WHAT IS EXPECTED: From the entries below, copy every line holding the word "phone".

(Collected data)
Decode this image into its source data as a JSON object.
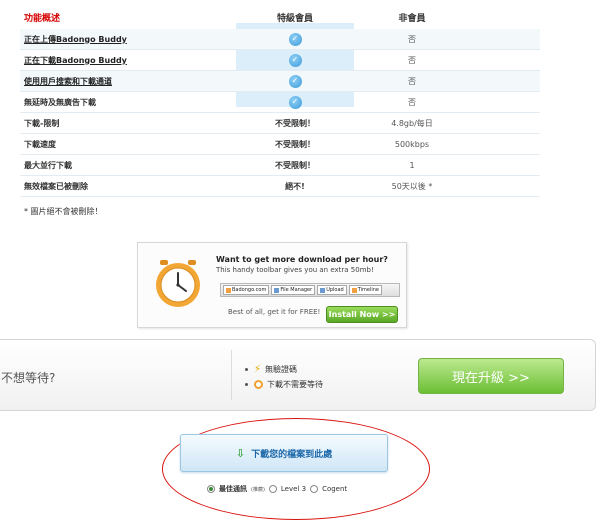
{
  "table": {
    "headers": {
      "feature": "功能概述",
      "premium": "特級會員",
      "free": "非會員"
    },
    "rows": [
      {
        "feature": "正在上傳Badongo Buddy",
        "premium": "check",
        "free": "否",
        "link": true
      },
      {
        "feature": "正在下載Badongo Buddy",
        "premium": "check",
        "free": "否",
        "link": true
      },
      {
        "feature": "使用用戶搜索和下載通道",
        "premium": "check",
        "free": "否",
        "link": true
      },
      {
        "feature": "無延時及無廣告下載",
        "premium": "check",
        "free": "否",
        "link": false
      },
      {
        "feature": "下載-限制",
        "premium": "不受限制！",
        "free": "4.8gb/每日",
        "link": false
      },
      {
        "feature": "下載速度",
        "premium": "不受限制！",
        "free": "500kbps",
        "link": false
      },
      {
        "feature": "最大並行下載",
        "premium": "不受限制！",
        "free": "1",
        "link": false
      },
      {
        "feature": "無效檔案已被刪除",
        "premium": "絕不!",
        "free": "50天以後 *",
        "link": false
      }
    ],
    "note": "* 圖片絕不會被刪除！"
  },
  "promo": {
    "title": "Want to get more download per hour?",
    "desc": "This handy toolbar gives you an extra 50mb!",
    "toolbar": [
      "Badongo.com",
      "File Manager",
      "Upload",
      "Timeline"
    ],
    "best": "Best of all, get it for FREE!",
    "install": "Install Now >>",
    "icon": "alarm-clock-icon"
  },
  "banner": {
    "question": "不想等待?",
    "features": [
      "無驗證碼",
      "下載不需要等待"
    ],
    "upgrade": "現在升級 >>"
  },
  "download": {
    "label": "下載您的檔案到此處",
    "mirrors": {
      "best": "最佳通訊",
      "best_sub": "(推薦)",
      "level3": "Level 3",
      "cogent": "Cogent",
      "selected": "best"
    }
  },
  "colors": {
    "header_red": "#d40000",
    "highlight_col": "#dbeefa",
    "upgrade_green": "#6cbf35",
    "ellipse_red": "#d9140f"
  }
}
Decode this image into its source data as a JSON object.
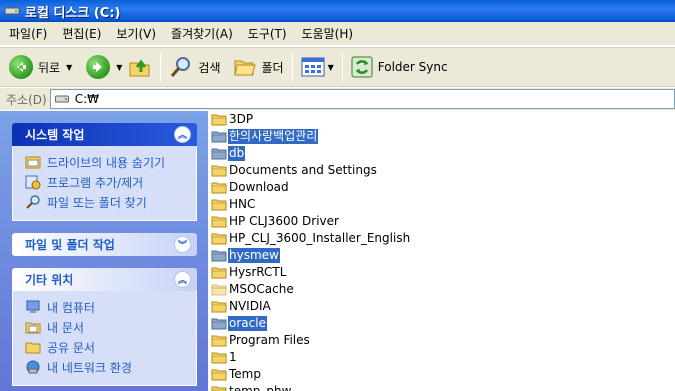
{
  "window": {
    "title": "로컬 디스크 (C:)"
  },
  "menu": [
    "파일(F)",
    "편집(E)",
    "보기(V)",
    "즐겨찾기(A)",
    "도구(T)",
    "도움말(H)"
  ],
  "toolbar": {
    "back_label": "뒤로",
    "search_label": "검색",
    "folders_label": "폴더",
    "folder_sync_label": "Folder Sync"
  },
  "address": {
    "label": "주소(D)",
    "value": "C:₩"
  },
  "left_pane": {
    "system_tasks": {
      "title": "시스템 작업",
      "items": [
        "드라이브의 내용 숨기기",
        "프로그램 추가/제거",
        "파일 또는 폴더 찾기"
      ]
    },
    "file_tasks": {
      "title": "파일 및 폴더 작업"
    },
    "other_places": {
      "title": "기타 위치",
      "items": [
        "내 컴퓨터",
        "내 문서",
        "공유 문서",
        "내 네트워크 환경"
      ]
    }
  },
  "files": [
    {
      "name": "3DP",
      "selected": false,
      "type": "folder"
    },
    {
      "name": "한의사랑백업관리",
      "selected": true,
      "type": "folder"
    },
    {
      "name": "db",
      "selected": true,
      "type": "folder"
    },
    {
      "name": "Documents and Settings",
      "selected": false,
      "type": "folder"
    },
    {
      "name": "Download",
      "selected": false,
      "type": "folder"
    },
    {
      "name": "HNC",
      "selected": false,
      "type": "folder"
    },
    {
      "name": "HP CLJ3600 Driver",
      "selected": false,
      "type": "folder"
    },
    {
      "name": "HP_CLJ_3600_Installer_English",
      "selected": false,
      "type": "folder"
    },
    {
      "name": "hysmew",
      "selected": true,
      "type": "folder"
    },
    {
      "name": "HysrRCTL",
      "selected": false,
      "type": "folder"
    },
    {
      "name": "MSOCache",
      "selected": false,
      "type": "folder-hidden"
    },
    {
      "name": "NVIDIA",
      "selected": false,
      "type": "folder"
    },
    {
      "name": "oracle",
      "selected": true,
      "type": "folder"
    },
    {
      "name": "Program Files",
      "selected": false,
      "type": "folder"
    },
    {
      "name": "1",
      "selected": false,
      "type": "folder"
    },
    {
      "name": "Temp",
      "selected": false,
      "type": "folder"
    },
    {
      "name": "temp_phw",
      "selected": false,
      "type": "folder"
    }
  ],
  "colors": {
    "selection": "#316ac5",
    "titlebar": "#0a5fd8",
    "folder": "#f5d36b"
  }
}
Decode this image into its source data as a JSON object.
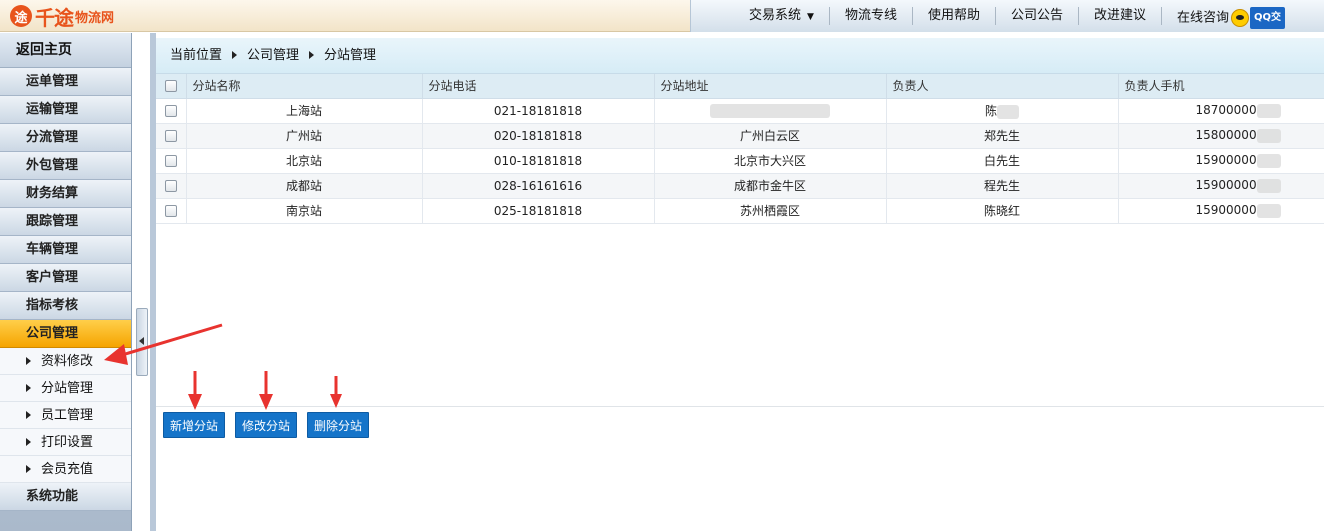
{
  "brand": {
    "mark": "途",
    "name_big": "千途",
    "name_small": "物流网"
  },
  "nav": {
    "items": [
      "交易系统",
      "物流专线",
      "使用帮助",
      "公司公告",
      "改进建议",
      "在线咨询"
    ],
    "qq_label": "QQ交"
  },
  "sidebar": {
    "home": "返回主页",
    "items": [
      "运单管理",
      "运输管理",
      "分流管理",
      "外包管理",
      "财务结算",
      "跟踪管理",
      "车辆管理",
      "客户管理",
      "指标考核",
      "公司管理"
    ],
    "sub_items": [
      "资料修改",
      "分站管理",
      "员工管理",
      "打印设置",
      "会员充值"
    ],
    "footer_item": "系统功能"
  },
  "breadcrumb": [
    "当前位置",
    "公司管理",
    "分站管理"
  ],
  "table": {
    "headers": [
      "分站名称",
      "分站电话",
      "分站地址",
      "负责人",
      "负责人手机"
    ],
    "rows": [
      {
        "name": "上海站",
        "phone": "021-18181818",
        "address": "",
        "manager": "陈",
        "mobile": "18700000"
      },
      {
        "name": "广州站",
        "phone": "020-18181818",
        "address": "广州白云区",
        "manager": "郑先生",
        "mobile": "15800000"
      },
      {
        "name": "北京站",
        "phone": "010-18181818",
        "address": "北京市大兴区",
        "manager": "白先生",
        "mobile": "15900000"
      },
      {
        "name": "成都站",
        "phone": "028-16161616",
        "address": "成都市金牛区",
        "manager": "程先生",
        "mobile": "15900000"
      },
      {
        "name": "南京站",
        "phone": "025-18181818",
        "address": "苏州栖霞区",
        "manager": "陈晓红",
        "mobile": "15900000"
      }
    ]
  },
  "toolbar": {
    "add": "新增分站",
    "edit": "修改分站",
    "delete": "删除分站"
  },
  "colors": {
    "accent_blue": "#1574c9",
    "active_orange": "#f5a400",
    "annotation_red": "#e8332f"
  }
}
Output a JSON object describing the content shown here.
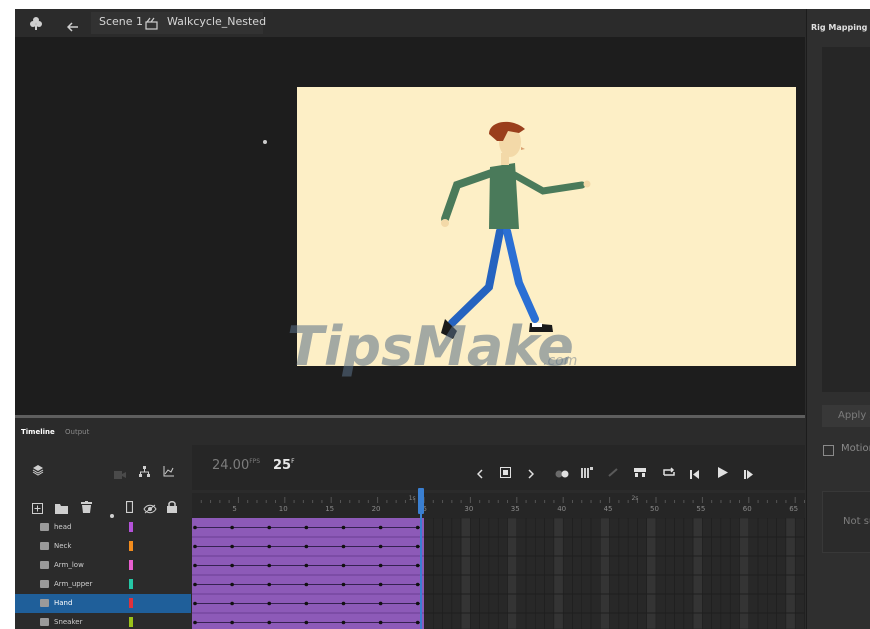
{
  "topbar": {
    "scene_label": "Scene 1",
    "symbol_label": "Walkcycle_Nested"
  },
  "rig_panel": {
    "title": "Rig Mapping",
    "apply_button": "Apply s",
    "motion_label": "Motion",
    "status_text": "Not su"
  },
  "timeline": {
    "tabs": [
      {
        "label": "Timeline"
      },
      {
        "label": "Output"
      }
    ],
    "fps_value": "24.00",
    "fps_unit": "FPS",
    "current_frame": "25",
    "current_frame_unit": "F",
    "ruler_numbers": [
      "5",
      "10",
      "15",
      "20",
      "25",
      "30",
      "35",
      "40",
      "45",
      "50",
      "55",
      "60",
      "65"
    ],
    "ruler_seconds": [
      "1s",
      "2s"
    ],
    "tween_end_frame": 25,
    "layers": [
      {
        "name": "head",
        "color": "#b452d9"
      },
      {
        "name": "Neck",
        "color": "#f28c1d"
      },
      {
        "name": "Arm_low",
        "color": "#e85fd0"
      },
      {
        "name": "Arm_upper",
        "color": "#25c7a6"
      },
      {
        "name": "Hand",
        "color": "#e0313b",
        "selected": true
      },
      {
        "name": "Sneaker",
        "color": "#9ac21b"
      }
    ]
  },
  "watermark": {
    "text": "TipsMake",
    "suffix": ".com"
  },
  "colors": {
    "stage": "#fdefc6",
    "tween": "#8d5ab8",
    "playhead": "#3a7fd1",
    "selected_layer": "#1f5f9a"
  }
}
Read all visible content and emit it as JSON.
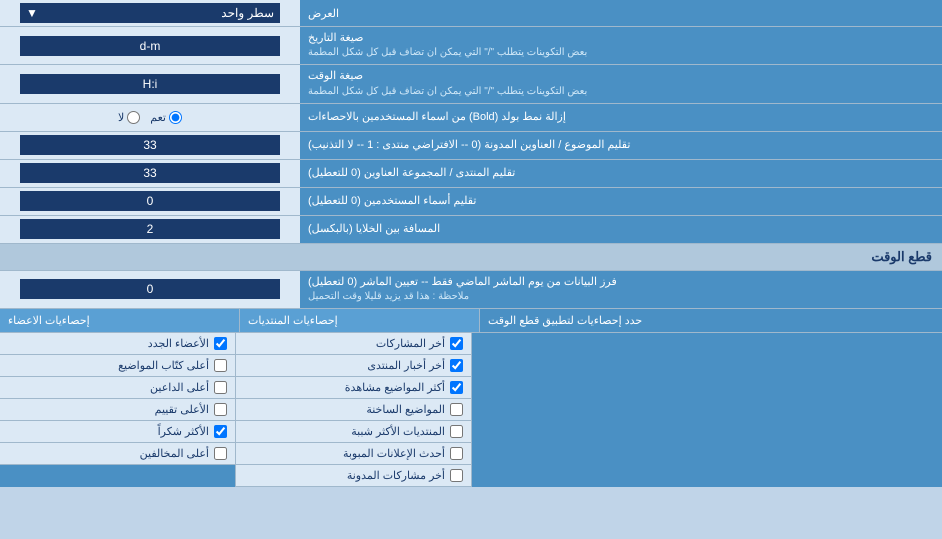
{
  "header": {
    "label": "العرض",
    "dropdown_label": "سطر واحد"
  },
  "rows": [
    {
      "id": "date_format",
      "label": "صيغة التاريخ",
      "sublabel": "بعض التكوينات يتطلب \"/\" التي يمكن ان تضاف قبل كل شكل المطمة",
      "value": "d-m",
      "type": "input"
    },
    {
      "id": "time_format",
      "label": "صيغة الوقت",
      "sublabel": "بعض التكوينات يتطلب \"/\" التي يمكن ان تضاف قبل كل شكل المطمة",
      "value": "H:i",
      "type": "input"
    },
    {
      "id": "bold_remove",
      "label": "إزالة نمط بولد (Bold) من اسماء المستخدمين بالاحصاءات",
      "type": "radio",
      "options": [
        {
          "value": "yes",
          "label": "تعم",
          "checked": true
        },
        {
          "value": "no",
          "label": "لا",
          "checked": false
        }
      ]
    },
    {
      "id": "topic_titles",
      "label": "تقليم الموضوع / العناوين المدونة (0 -- الافتراضي منتدى : 1 -- لا التذنيب)",
      "value": "33",
      "type": "input"
    },
    {
      "id": "forum_titles",
      "label": "تقليم المنتدى / المجموعة العناوين (0 للتعطيل)",
      "value": "33",
      "type": "input"
    },
    {
      "id": "usernames",
      "label": "تقليم أسماء المستخدمين (0 للتعطيل)",
      "value": "0",
      "type": "input"
    },
    {
      "id": "cell_spacing",
      "label": "المسافة بين الخلايا (بالبكسل)",
      "value": "2",
      "type": "input"
    }
  ],
  "cutoff_section": {
    "header": "قطع الوقت",
    "row": {
      "label": "فرز البيانات من يوم الماشر الماضي فقط -- تعيين الماشر (0 لتعطيل)\nملاحظة : هذا قد يزيد قليلا وقت التحميل",
      "value": "0",
      "type": "input"
    }
  },
  "stats_section": {
    "apply_label": "حدد إحصاءيات لتطبيق قطع الوقت",
    "col1_header": "إحصاءيات المنتديات",
    "col2_header": "إحصاءيات الاعضاء",
    "col1_items": [
      {
        "label": "أخر المشاركات",
        "checked": true
      },
      {
        "label": "أخر أخبار المنتدى",
        "checked": true
      },
      {
        "label": "أكثر المواضيع مشاهدة",
        "checked": true
      },
      {
        "label": "المواضيع الساخنة",
        "checked": false
      },
      {
        "label": "المنتديات الأكثر شببة",
        "checked": false
      },
      {
        "label": "أحدث الإعلانات المبوبة",
        "checked": false
      },
      {
        "label": "أخر مشاركات المدونة",
        "checked": false
      }
    ],
    "col2_items": [
      {
        "label": "الأعضاء الجدد",
        "checked": true
      },
      {
        "label": "أعلى كتّاب المواضيع",
        "checked": false
      },
      {
        "label": "أعلى الداعين",
        "checked": false
      },
      {
        "label": "الأعلى تقييم",
        "checked": false
      },
      {
        "label": "الأكثر شكراً",
        "checked": true
      },
      {
        "label": "أعلى المخالفين",
        "checked": false
      }
    ]
  }
}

OUTPUT FOR THIS TASK:
        "phone": "021-18181818",
        "phone": "020-18181818",
        "phone": "010-18181818",
        "phone": "028-16161616",
        "phone": "025-18181818",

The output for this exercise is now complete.